I went into the day prepared with a list of about eight universities that were offering chemistry courses through Clearing. Despite feeling comfortable that morning, sprawled on the sofa with phone in hand knowing I had done my preparation, I was still nervous about calling universities and going through what sounded like a mini-interview. I made the tactical decision to call one of my least favoured choices first to loosen up and familiarise myself with the process.
My second phone call was Plymouth. Speaking with the admissions tutor for chemistry presented me with the surprising opportunity to ask some of my burning questions about course content and structure – I knew that courses that have the same course title at different universities can still be very different in terms of taught modules.
The nature of that phone call on A level results day can really colour your impression about whether something feels right and it definitely felt like Plymouth cared the most – the person on the other end of the line was so lovely and I felt completely at ease. I did call a third university but accepting Plymouth’s offer was all but a certainty the moment the conversation ended.
I’m from a tiny village in Somerset so Plymouth wasn’t a world away from where I was living. When I was originally looking to study medicine, Plymouth was one of the locations I really looked into. The positive imprint on my memory that Plymouth left meant that I knew what the area had to offer.
Remaining within comfortable visiting distance to home was important, but I definitely wanted to be far enough away to feel like I was somewhere new.
An overwhelmingly large city would have been too big a leap for me so Plymouth seemed to be a perfect happy medium – you get the city but it’s also close to the sea and moors, with plenty of opportunity for escape.
Accommodation was the last part of the puzzle but I wasn’t too concerned about finding somewhere, given there are so many options in Plymouth – I think my mum was more stressed about it than I was. The thing to remember is that there are a host of options still available in September, catering for a range of budgets and requirements.
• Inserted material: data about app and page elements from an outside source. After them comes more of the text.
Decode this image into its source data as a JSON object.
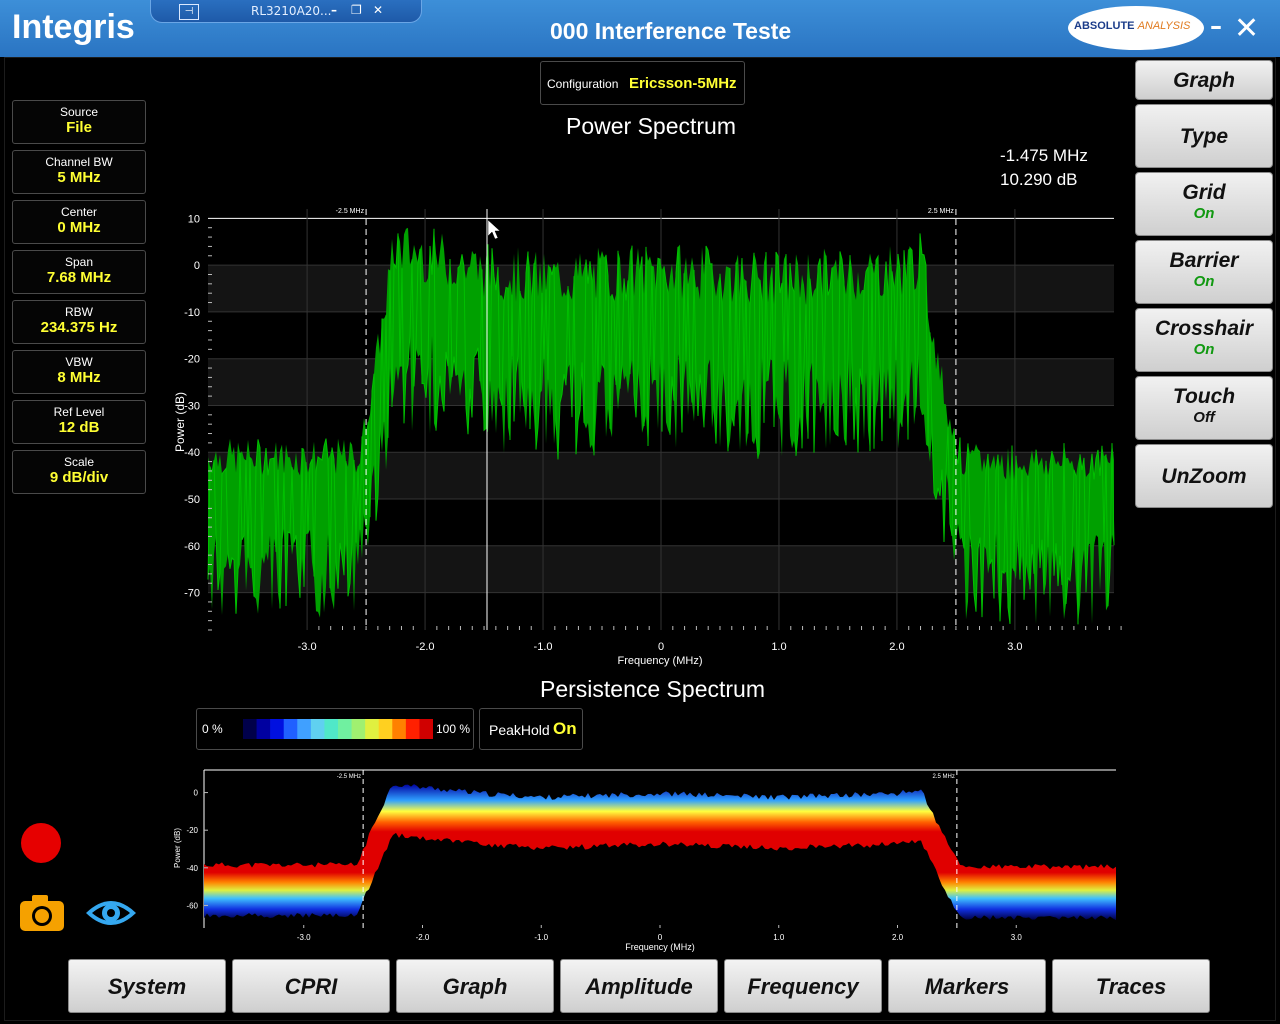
{
  "app": {
    "brand": "Integris",
    "title": "000 Interference Teste",
    "window_tab_title": "RL3210A20...",
    "logo_text_1": "ABSOLUTE",
    "logo_text_2": "ANALYSIS"
  },
  "window_controls": {
    "minimize": "–",
    "close": "✕",
    "tab_min": "–",
    "tab_restore": "❐",
    "tab_close": "✕",
    "tab_pin": "⊣"
  },
  "info_panel": [
    {
      "label": "Source",
      "value": "File"
    },
    {
      "label": "Channel BW",
      "value": "5 MHz"
    },
    {
      "label": "Center",
      "value": "0 MHz"
    },
    {
      "label": "Span",
      "value": "7.68 MHz"
    },
    {
      "label": "RBW",
      "value": "234.375 Hz"
    },
    {
      "label": "VBW",
      "value": "8 MHz"
    },
    {
      "label": "Ref Level",
      "value": "12 dB"
    },
    {
      "label": "Scale",
      "value": "9 dB/div"
    }
  ],
  "config": {
    "label": "Configuration",
    "value": "Ericsson-5MHz"
  },
  "right_menu": [
    {
      "label": "Graph",
      "state": ""
    },
    {
      "label": "Type",
      "state": ""
    },
    {
      "label": "Grid",
      "state": "On"
    },
    {
      "label": "Barrier",
      "state": "On"
    },
    {
      "label": "Crosshair",
      "state": "On"
    },
    {
      "label": "Touch",
      "state": "Off"
    },
    {
      "label": "UnZoom",
      "state": ""
    }
  ],
  "bottom_menu": [
    "System",
    "CPRI",
    "Graph",
    "Amplitude",
    "Frequency",
    "Markers",
    "Traces"
  ],
  "crosshair": {
    "freq": "-1.475 MHz",
    "power": "10.290 dB",
    "freq_value": -1.475,
    "power_value": 10.29
  },
  "legend": {
    "min": "0 %",
    "max": "100 %",
    "colors": [
      "#00004a",
      "#0000a0",
      "#0010e0",
      "#2060ff",
      "#40a0ff",
      "#60d0f0",
      "#50e8c8",
      "#70f0a0",
      "#a0f070",
      "#e0f040",
      "#ffd020",
      "#ff8000",
      "#ff2000",
      "#d00000"
    ]
  },
  "peakhold": {
    "label": "PeakHold",
    "value": "On"
  },
  "colors": {
    "trace": "#00a000",
    "accent_yellow": "#ffff33",
    "titlebar": "#2f7fcf",
    "record": "#e60000",
    "camera": "#f5a100",
    "eye": "#35a8f0"
  },
  "chart_data": [
    {
      "type": "line",
      "title": "Power Spectrum",
      "xlabel": "Frequency (MHz)",
      "ylabel": "Power (dB)",
      "xlim": [
        -3.84,
        3.84
      ],
      "ylim": [
        -78,
        12
      ],
      "yticks": [
        10,
        0,
        -10,
        -20,
        -30,
        -40,
        -50,
        -60,
        -70
      ],
      "xticks": [
        -3.0,
        -2.0,
        -1.0,
        0,
        1.0,
        2.0,
        3.0
      ],
      "barrier_labels": [
        "-2.5 MHz",
        "2.5 MHz"
      ],
      "barriers": [
        -2.5,
        2.5
      ],
      "grid": true,
      "series": [
        {
          "x": [
            -3.84,
            -3.0,
            -2.55,
            -2.5,
            -2.35,
            -2.25,
            -1.5,
            -1.0,
            0,
            1.0,
            2.0,
            2.2,
            2.35,
            2.45,
            2.55,
            3.0,
            3.84
          ],
          "y": [
            -48,
            -48,
            -48,
            -40,
            -18,
            -5,
            -10,
            -12,
            -10,
            -12,
            -10,
            -8,
            -28,
            -40,
            -49,
            -49,
            -49
          ]
        }
      ]
    },
    {
      "type": "heatmap",
      "title": "Persistence Spectrum",
      "xlabel": "Frequency (MHz)",
      "ylabel": "Power (dB)",
      "xlim": [
        -3.84,
        3.84
      ],
      "ylim": [
        -72,
        12
      ],
      "yticks": [
        0,
        -20,
        -40,
        -60
      ],
      "xticks": [
        -3.0,
        -2.0,
        -1.0,
        0,
        1.0,
        2.0,
        3.0
      ],
      "barrier_labels": [
        "-2.5 MHz",
        "2.5 MHz"
      ],
      "barriers": [
        -2.5,
        2.5
      ]
    }
  ]
}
The hardest part for me was the practicality of getting ready to move in a couple weeks as opposed to being able to prepare months in advance – but we managed it.
The amazing thing about the first year of the BSc (Hons) Chemistry course is that it gives you the freedom to establish that base of knowledge regardless of where you come from or how you apply – A levels, foundation years, or in my case, an International Baccalaureate student who came through Clearing.
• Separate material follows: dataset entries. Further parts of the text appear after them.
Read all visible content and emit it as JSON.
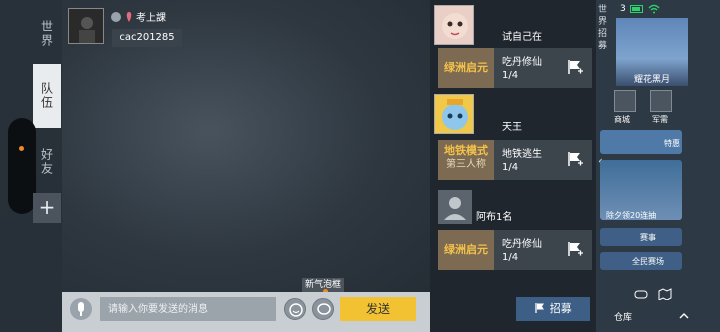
{
  "rail": {
    "tabs": [
      {
        "label": "世界",
        "active": false
      },
      {
        "label": "队伍",
        "active": true
      },
      {
        "label": "好友",
        "active": false
      }
    ],
    "plus_label": "+"
  },
  "chat_header": {
    "user_name": "考上課",
    "user_id": "cac201285"
  },
  "bubble_tip": "新气泡框",
  "input": {
    "placeholder": "请输入你要发送的消息",
    "send_label": "发送"
  },
  "team_list": [
    {
      "name": "试自己在",
      "mode": "绿洲启元",
      "mode_sub": "",
      "title": "吃丹修仙",
      "count": "1/4"
    },
    {
      "name": "天王",
      "mode": "地铁模式",
      "mode_sub": "第三人称",
      "title": "地铁逃生",
      "count": "1/4"
    },
    {
      "name": "阿布1名",
      "mode": "绿洲启元",
      "mode_sub": "",
      "title": "吃丹修仙",
      "count": "1/4"
    }
  ],
  "recruit_label": "招募",
  "game_panel": {
    "world_label": "世界招募",
    "battery": "3",
    "promo_label": "耀花黑月",
    "shop_label": "商城",
    "armory_label": "军需",
    "special_label": "特惠",
    "draw_label": "除夕领20连抽",
    "event_label": "赛事",
    "arena_label": "全民赛场",
    "warehouse_label": "仓库"
  },
  "colors": {
    "accent_orange": "#f08a22",
    "send_yellow": "#f2c233",
    "mode_gold": "#f4c24a",
    "recruit_blue": "#3d5f86"
  }
}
It didn’t take me long to realise that pursuing chemistry would give me a wider range of career opportunities than medicine. Earlier in my degree, I thought that research and teaching was all there was, but I’ve since learned just how many more doors can be opened by having a degree in chemistry.
Even within the degree itself, we’ve pushed the boundaries of what I thought we’d be doing. In our second year, we did a group project that involved paddling in streams at Wembury Beach, where we collected water and sediment samples for further chemical analysis – a fresh change of scenery from the laboratory.
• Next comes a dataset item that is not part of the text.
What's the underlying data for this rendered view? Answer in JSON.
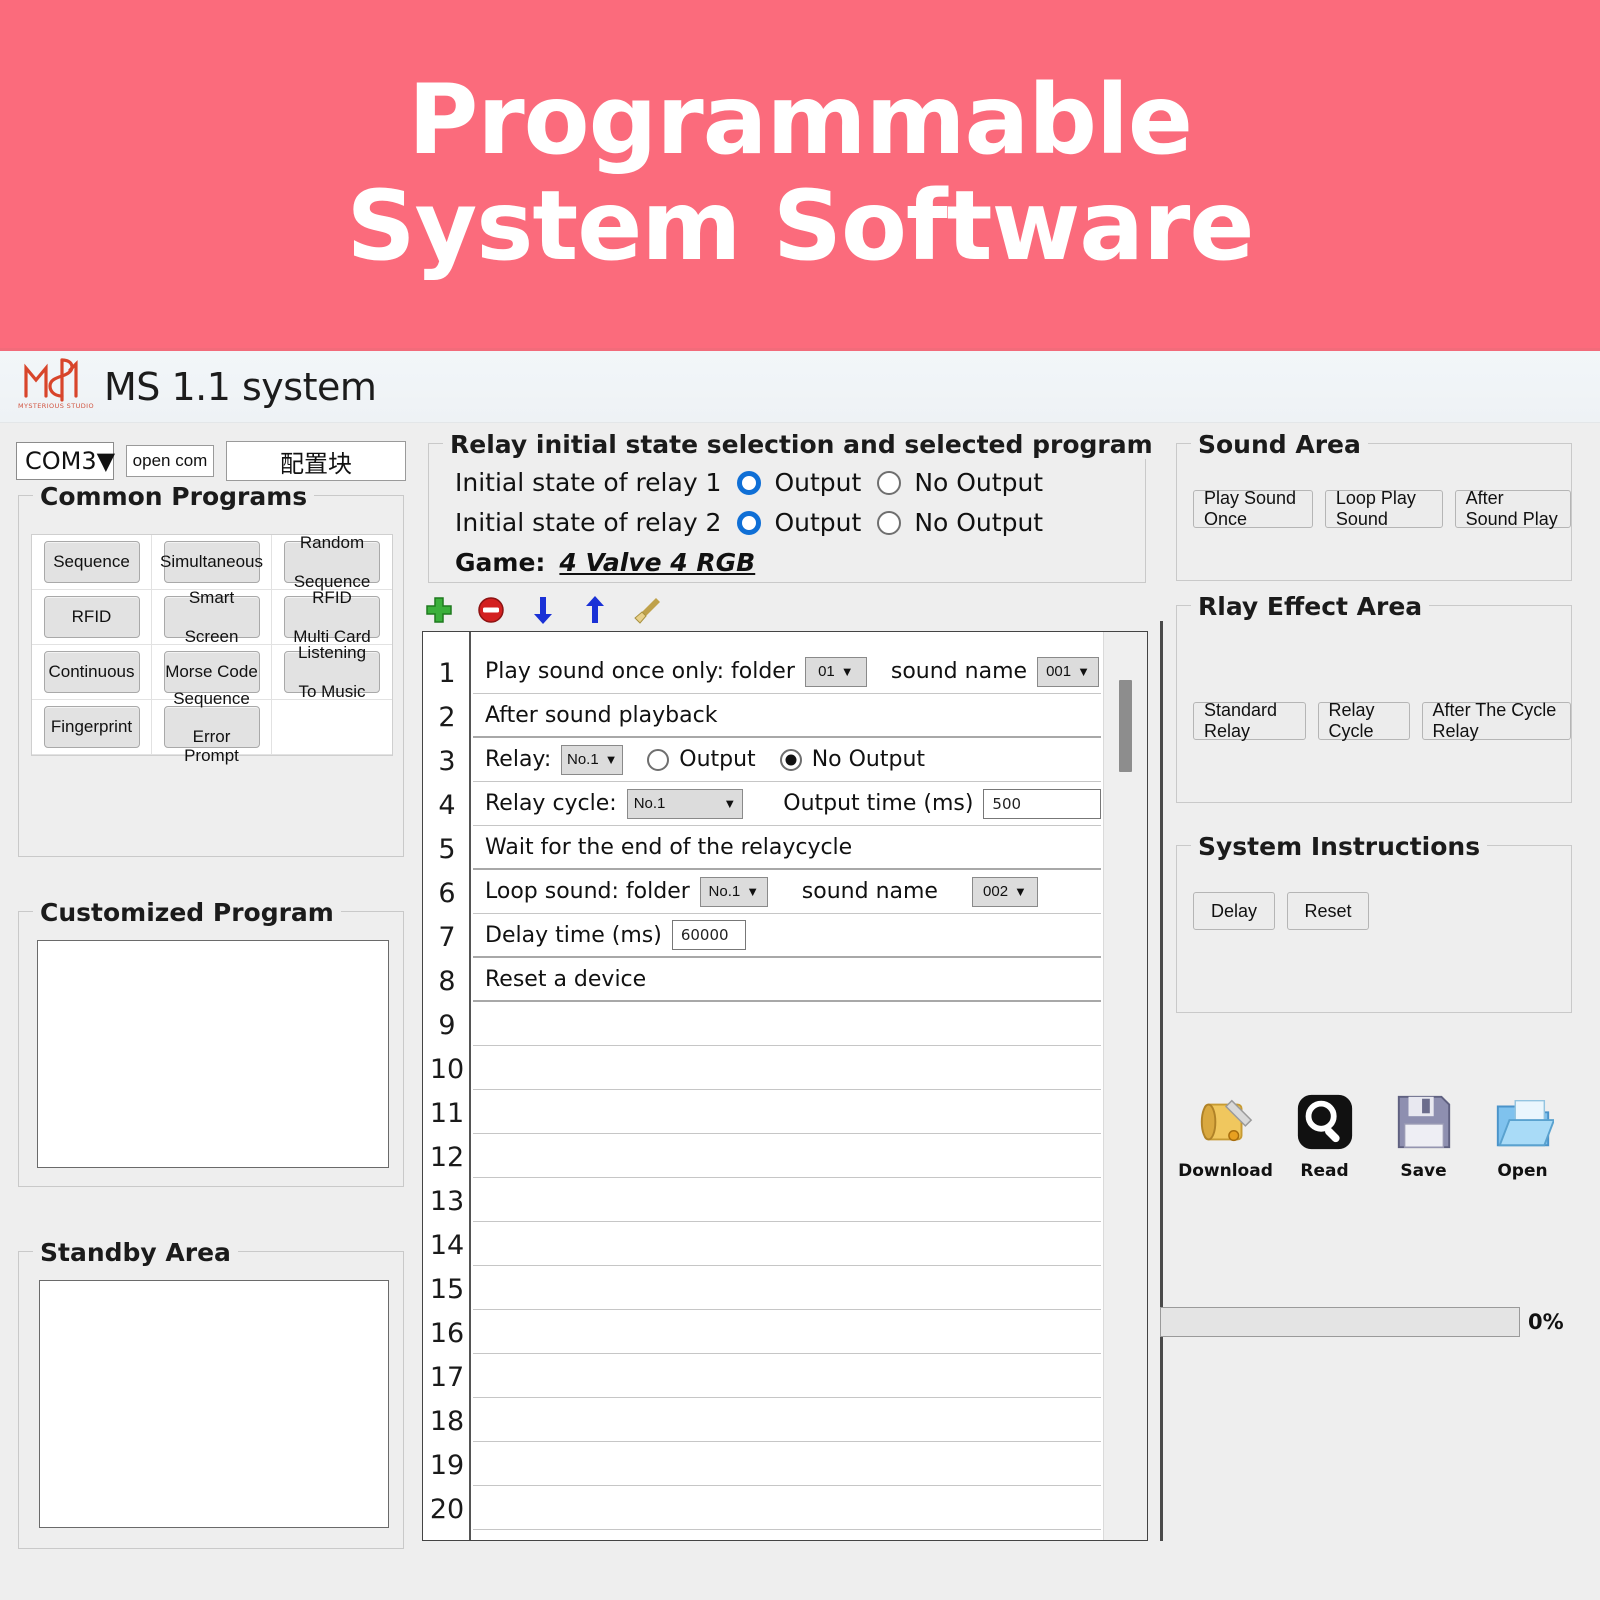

In my mind I know that I’m not necessarily tied to staying in the South West and that I’m open to moving away from Somerset entirely – I’m happy to chase the opportunities. University definitely prepared me to become more confident about the future.
The career guidance support was invaluable in helping me develop strong CV-writing skills, prepare for interviews, and to know more about the job opportunities for chemistry graduates. I’m now in my final year looking at various roles within cosmetics companies without a particular dream job or company in mind.
Clearing has taught me that things will turn out okay – sometimes even better than you could have imagined.
Could Clearing be for you?
If you’re worried about your university place, you don’t have to wait until A level results day to apply for Clearing.
Whether you’re yet to apply or have already made an application to the University of Plymouth, we aim to make your next steps as easy as possible.